“We seem to expect that happiness is this one big thing and we need it all the time. We think if we’re not happy there’s something wrong with us – that bad emotions are bad and we need to get rid of them,” explained Rebecca Pschibul, MA’19 (Counselling Psychology).
“We, in fact, don’t have to be happy all the time. It’s not even possible to be happy all the time.”
Pschibul, along with University of Windsor Psychology professor Kenneth Cramer, recently asked people across the globe about their personal happiness, all in search of commonalities – a ‘key to happiness,’ if you will.
Drawing from cities across North America, Asia and Europe, the researchers looked at satisfaction with various elements of city life, including economics, culture and education, income, safety, living conditions, city administration, health, city pride and self-reported levels of happiness.
Perhaps sadly, they determined no universal key to happiness actually exists. However, the greatest common predictor was health, with pride in one’s city second and household income third.
Those findings are still telling, researchers stressed.
“How does your city affect your happiness?” asked Pschibul, who conducted the study while completing her master’s degree. “It makes sense because if you’re living in London, and you’re happy with the safety, government and experience of living here, then you are happy. If you think of Syria, where do they find their happiness?”
The researchers also tested stereotypes around happiness, such as ‘money makes you happy’ and ‘religion makes you happy.’
“Happiness is a very fleeting construct. You can be really happy if you win the lottery, but that state of happiness is not going to last. It will fade,” Pschibul said. “We found social factors of happiness were stronger predictors than something like religion which, I suppose, you could say has a sort of social aspect to it.”
Happiness is a complex, moving target, she added.

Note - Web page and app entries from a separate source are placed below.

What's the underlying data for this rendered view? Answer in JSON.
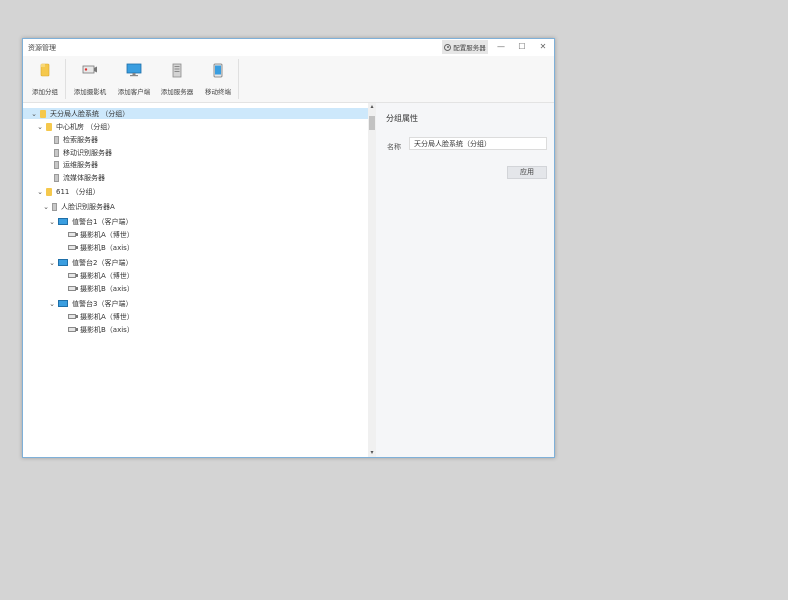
{
  "window": {
    "title": "资源管理"
  },
  "titlebar": {
    "config_label": "配置服务器",
    "minimize": "—",
    "maximize": "☐",
    "close": "✕"
  },
  "toolbar": [
    {
      "label": "添加分组",
      "icon": "folder-icon"
    },
    {
      "label": "添加摄影机",
      "icon": "camera-icon"
    },
    {
      "label": "添加客户端",
      "icon": "monitor-icon"
    },
    {
      "label": "添加服务器",
      "icon": "server-icon"
    },
    {
      "label": "移动终端",
      "icon": "tablet-icon"
    }
  ],
  "tree": [
    {
      "label": "天分局人脸系统 （分组）",
      "icon": "folder",
      "selected": true
    },
    {
      "label": "中心机房 （分组）",
      "icon": "folder"
    },
    {
      "label": "检索服务器",
      "icon": "server"
    },
    {
      "label": "移动识别服务器",
      "icon": "server"
    },
    {
      "label": "运维服务器",
      "icon": "server"
    },
    {
      "label": "流媒体服务器",
      "icon": "server"
    },
    {
      "label": "611 （分组）",
      "icon": "folder"
    },
    {
      "label": "人脸识别服务器A",
      "icon": "server"
    },
    {
      "label": "值警台1（客户端）",
      "icon": "monitor"
    },
    {
      "label": "摄影机A（博世）",
      "icon": "camera"
    },
    {
      "label": "摄影机B（axis）",
      "icon": "camera"
    },
    {
      "label": "值警台2（客户端）",
      "icon": "monitor"
    },
    {
      "label": "摄影机A（博世）",
      "icon": "camera"
    },
    {
      "label": "摄影机B（axis）",
      "icon": "camera"
    },
    {
      "label": "值警台3（客户端）",
      "icon": "monitor"
    },
    {
      "label": "摄影机A（博世）",
      "icon": "camera"
    },
    {
      "label": "摄影机B（axis）",
      "icon": "camera"
    }
  ],
  "properties": {
    "title": "分组属性",
    "name_label": "名称",
    "name_value": "天分局人脸系统（分组）",
    "apply_label": "应用"
  },
  "colors": {
    "accent_border": "#7fb0d8",
    "selection": "#cde8fb",
    "folder": "#f5c84c",
    "monitor": "#3a9ee0"
  }
}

If it’s just wealth, for instance, that is an easy fix. But it is an array of factors playing together.
“It’s challenging because of the assumption of what happiness really means. If we had a key to happiness, then what would happiness even mean, because we all had it,” she said. “We would adjust to that level of happiness and then we no longer have happiness because that level is no longer good enough.

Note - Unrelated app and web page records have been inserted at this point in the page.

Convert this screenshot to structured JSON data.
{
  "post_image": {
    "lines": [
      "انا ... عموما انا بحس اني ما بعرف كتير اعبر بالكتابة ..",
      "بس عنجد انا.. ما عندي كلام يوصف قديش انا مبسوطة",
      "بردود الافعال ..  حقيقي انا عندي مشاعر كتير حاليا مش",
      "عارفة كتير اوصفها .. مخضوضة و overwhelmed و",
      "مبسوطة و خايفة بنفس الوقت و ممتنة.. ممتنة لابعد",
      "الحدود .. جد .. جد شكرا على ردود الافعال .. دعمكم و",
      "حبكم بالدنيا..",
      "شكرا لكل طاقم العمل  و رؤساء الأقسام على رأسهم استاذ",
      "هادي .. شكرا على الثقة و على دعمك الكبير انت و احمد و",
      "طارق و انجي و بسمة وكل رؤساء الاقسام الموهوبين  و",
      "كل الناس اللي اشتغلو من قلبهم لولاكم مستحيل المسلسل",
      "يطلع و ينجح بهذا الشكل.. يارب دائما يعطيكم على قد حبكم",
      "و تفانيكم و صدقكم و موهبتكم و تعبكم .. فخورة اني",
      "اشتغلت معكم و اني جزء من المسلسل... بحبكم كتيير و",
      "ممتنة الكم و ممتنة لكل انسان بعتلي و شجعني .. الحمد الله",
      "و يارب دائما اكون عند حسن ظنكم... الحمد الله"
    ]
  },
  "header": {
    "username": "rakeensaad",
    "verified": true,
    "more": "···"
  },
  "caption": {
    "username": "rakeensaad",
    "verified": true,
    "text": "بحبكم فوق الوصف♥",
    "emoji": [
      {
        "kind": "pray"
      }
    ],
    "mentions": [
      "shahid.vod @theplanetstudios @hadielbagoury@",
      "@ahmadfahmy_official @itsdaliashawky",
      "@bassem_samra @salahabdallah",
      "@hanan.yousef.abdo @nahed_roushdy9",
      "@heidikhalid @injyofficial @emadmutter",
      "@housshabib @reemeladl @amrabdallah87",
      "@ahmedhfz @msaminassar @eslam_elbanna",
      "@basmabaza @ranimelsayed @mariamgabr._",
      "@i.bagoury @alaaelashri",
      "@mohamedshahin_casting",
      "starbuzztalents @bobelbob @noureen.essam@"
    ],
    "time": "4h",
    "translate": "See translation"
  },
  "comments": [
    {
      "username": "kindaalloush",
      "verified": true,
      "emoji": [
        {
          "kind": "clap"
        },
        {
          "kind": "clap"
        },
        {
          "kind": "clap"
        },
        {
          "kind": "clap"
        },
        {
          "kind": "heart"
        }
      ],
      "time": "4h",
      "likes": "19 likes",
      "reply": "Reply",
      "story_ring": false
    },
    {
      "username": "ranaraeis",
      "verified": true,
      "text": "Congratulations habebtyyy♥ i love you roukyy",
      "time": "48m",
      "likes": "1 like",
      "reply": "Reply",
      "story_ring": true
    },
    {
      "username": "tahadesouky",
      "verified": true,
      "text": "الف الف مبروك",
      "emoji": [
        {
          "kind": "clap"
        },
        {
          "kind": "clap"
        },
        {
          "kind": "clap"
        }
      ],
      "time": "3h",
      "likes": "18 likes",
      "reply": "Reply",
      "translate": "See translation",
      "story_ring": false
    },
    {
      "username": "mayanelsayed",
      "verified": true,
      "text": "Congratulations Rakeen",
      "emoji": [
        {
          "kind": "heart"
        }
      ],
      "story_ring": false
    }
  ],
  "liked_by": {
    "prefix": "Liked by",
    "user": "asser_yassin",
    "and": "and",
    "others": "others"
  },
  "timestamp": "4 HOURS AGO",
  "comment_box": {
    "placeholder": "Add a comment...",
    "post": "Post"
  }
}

“It’s subjective thing, even the meaning in our words. I could say happiness is associated with a memory or an experience, and for you it would be completely different.”
Pschibul also found age was also a variable. Old-age happiness declines a bit, but there are things that buffer it, such having enough money, volunteer opportunities and social engagement, and overall health.

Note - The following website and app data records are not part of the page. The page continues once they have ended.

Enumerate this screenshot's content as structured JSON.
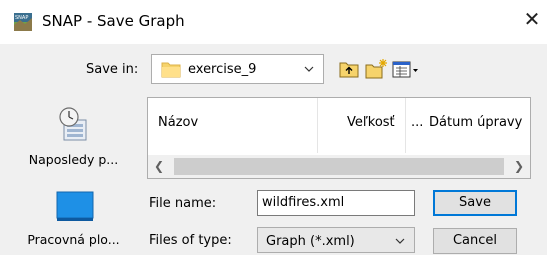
{
  "window": {
    "title": "SNAP - Save Graph",
    "app_icon_text": "SNAP"
  },
  "save_in": {
    "label": "Save in:",
    "folder": "exercise_9"
  },
  "toolbar": {
    "buttons": [
      "up-folder-icon",
      "new-folder-icon",
      "view-menu-icon"
    ]
  },
  "places": [
    {
      "label": "Naposledy p...",
      "icon": "recent-places-icon"
    },
    {
      "label": "Pracovná plo...",
      "icon": "desktop-icon"
    }
  ],
  "file_list": {
    "columns": [
      "Názov",
      "Veľkosť",
      "...",
      "Dátum úpravy"
    ]
  },
  "file_name": {
    "label": "File name:",
    "value": "wildfires.xml"
  },
  "file_type": {
    "label": "Files of type:",
    "value": "Graph (*.xml)"
  },
  "buttons": {
    "save": "Save",
    "cancel": "Cancel"
  },
  "colors": {
    "accent": "#0078d7",
    "dialog_bg": "#f0f0f0"
  }
}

Rather than attempting to find a one-size-fits-all solution across the globe, Pschibul said the study reveals a greater understanding of the relevant elements that could be used to promote greater quality of urban life.
“This could influence policy when it comes to planning for urban centres,” she said. “If we (city) have those components that people care about like health, income, opportunities in the city for socializing, it’s something policy-makers can tap into top learn how they can make their city more livable and more desirable for people to stay and be happy.”
While there is no magic pill for happiness, Pschibul does recommend more of a focus of the good.
“A lot of times we pay more attention to the negatives in our lives – that is actually a bias within us that’s completely normal. We remember them and they are always going to stand out more,” she said. “If we take moments to be more present in our lives, and to check in with the things we might be grateful for, or things that are going well for us, it would help us balance out that negative bias.”
The findings were published in the aptly named International Journal of Happiness and Development.